Tag Archives: Duolingo

Languages

Duolingo 1000

Duolingo 1000.

I have just completed 1000 consecutive days learning languages on Duolingo. Hooray!

It’s amazing how it all adds up when you spend a few minutes a day on a task and make it a habit.

So far I have completed the language trees in French, Italian, Spanish and German. I’ve recently started Portuguese, Latin and Navajo, for fun!

Not that I can speak any of these properly, but I do understand a lot more than I did, especially in languages I had never learnt before, obviously.

Now, I have the even harder task of making myself miss a day to re-set the counter back to zero.

Why?

Well, I don’t want to feel that I have to study each day. I do it for fun after all. And to keep the little grey cells going!

Also, despite all this learning, I still only speak two languages fluently: English and Dog!

 

Languages – Duolingo 500

Duolingo 500 Days

I have just completed 500 straight days of learning languages online with Duolingo. Hooray!

I’ve been learning several languages for a few years now.

Duolingo Italian

I have completed the Italian and the French trees, but still pop by there most days to practice. I’m also learning German and have just started Spanish.

When you complete all the exercises at level one or with one crown then the little Duolingo Owl appears, draped in a cape of the country’s flag.

Duolingo French

Duolingo: Where you can learn such useful phrases as –

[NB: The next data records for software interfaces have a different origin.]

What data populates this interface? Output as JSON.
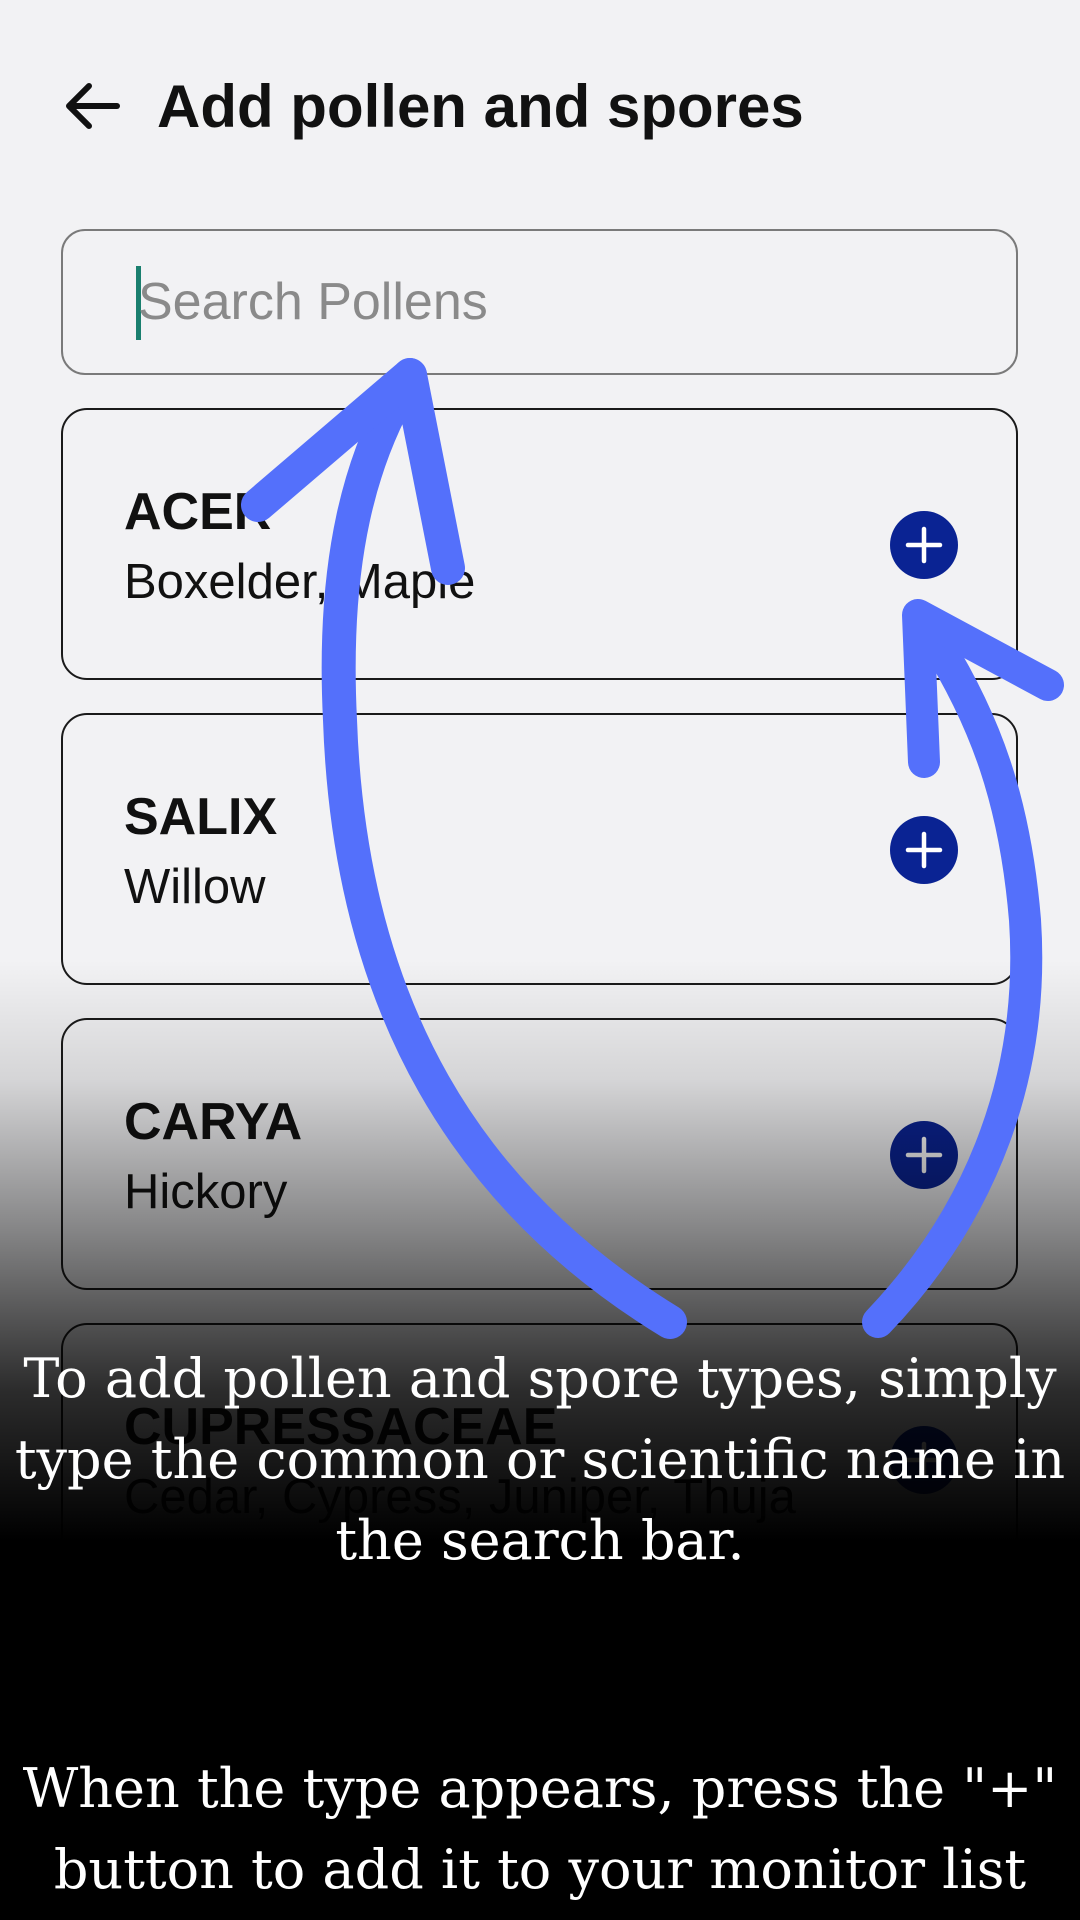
{
  "header": {
    "title": "Add pollen and spores",
    "back_icon": "arrow-left-icon"
  },
  "search": {
    "placeholder": "Search Pollens",
    "value": ""
  },
  "pollens": [
    {
      "scientific": "ACER",
      "common": "Boxelder, Maple"
    },
    {
      "scientific": "SALIX",
      "common": "Willow"
    },
    {
      "scientific": "CARYA",
      "common": "Hickory"
    },
    {
      "scientific": "CUPRESSACEAE",
      "common": "Cedar, Cypress, Juniper, Thuja"
    }
  ],
  "add_icon": "plus-circle-icon",
  "tutorial": {
    "text_search": "To add pollen and spore types, simply type the common or scientific name in the search bar.",
    "text_add": "When the type appears, press the \"+\" button to add it to your monitor list",
    "arrow_color": "#5470fb"
  },
  "colors": {
    "background": "#f2f2f4",
    "add_button": "#0a2393",
    "cursor": "#1a7f6e"
  }
}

Italian: Non vedo il tuo dentrificio. I do not see your toothpaste.

I’m sure this must come up several times a day in normal conversation!

Of course, exercises get a lot harder as you progress and some things you just have to learn.

C’è qualcosa che non avrebbe voluto fare? Is there something that he would not have wanted to do?

I nipoti non le mancano. She does not miss her grandchildren. 

The second one is tricky because it kind of translates to ‘The grandchildren are not missed by her’, which is how I remember the sentence structure.

There are many other little quirks that are second nature to a native speaker, but difficult for a learner.

For fun I am also working through the reverse language tree for Italian and French. ie I am learning English as if I were a native Italian or French speaker. This gives me more of an insight into the actual learning process.

For example, assuming I am Italian, the text was:

Quanto è?

The three answer choices given were:

1. How much is it?
2. How almost does that cost?
3. How enough is that?

It is blatantly obvious to a native English speaker that the correct answer is 1, but it makes me realise how laughable the choices may be that I am struggling over, when learning Italian from English.

I’m not good at languages; French was my worst subject at school.  (Surprisingly, I was good at Latin, but since we did not have to speak it, I don’t think it counts!) 

It is best to practice something every day, even if only for a short time, rather than spending an hour once a week. You’d think I’d be fluent by now, but you’d think wrong! Still, I understand quite a bit, even if I cannot speak the language very well.

To practice something that you are not good at makes your brain work harder. It keeps the little grey cells going.

Use it or lose it!